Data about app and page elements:

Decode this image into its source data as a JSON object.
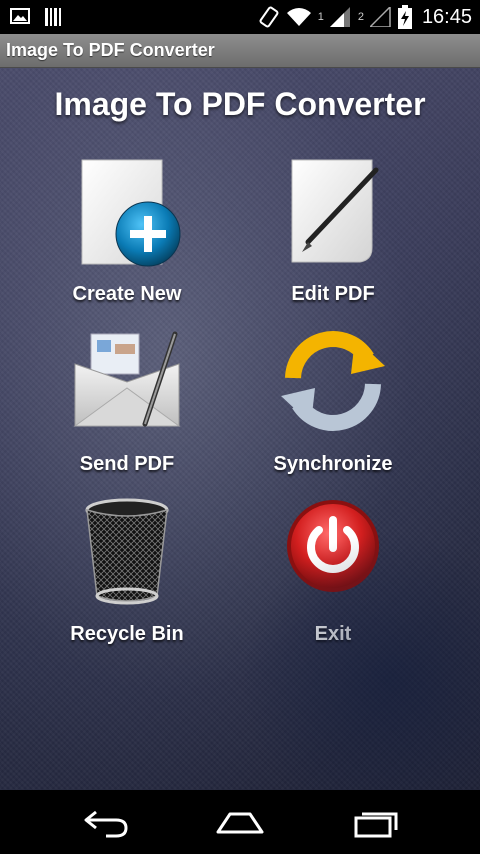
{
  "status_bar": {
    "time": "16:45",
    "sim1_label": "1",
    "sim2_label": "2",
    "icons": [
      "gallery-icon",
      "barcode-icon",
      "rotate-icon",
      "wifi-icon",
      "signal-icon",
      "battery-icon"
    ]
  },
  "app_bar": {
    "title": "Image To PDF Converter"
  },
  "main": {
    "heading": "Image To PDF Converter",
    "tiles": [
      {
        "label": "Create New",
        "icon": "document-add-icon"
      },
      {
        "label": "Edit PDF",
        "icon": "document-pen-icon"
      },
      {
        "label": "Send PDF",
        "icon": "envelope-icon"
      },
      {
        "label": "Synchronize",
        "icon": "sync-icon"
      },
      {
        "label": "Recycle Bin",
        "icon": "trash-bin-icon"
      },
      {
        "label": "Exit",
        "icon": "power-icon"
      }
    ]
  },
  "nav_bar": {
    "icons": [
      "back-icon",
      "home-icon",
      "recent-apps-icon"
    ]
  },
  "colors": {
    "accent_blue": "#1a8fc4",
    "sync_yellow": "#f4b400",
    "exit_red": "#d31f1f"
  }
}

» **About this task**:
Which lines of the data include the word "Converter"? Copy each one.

» **Response to this exercise**:
    "title": "Image To PDF Converter"
    "heading": "Image To PDF Converter",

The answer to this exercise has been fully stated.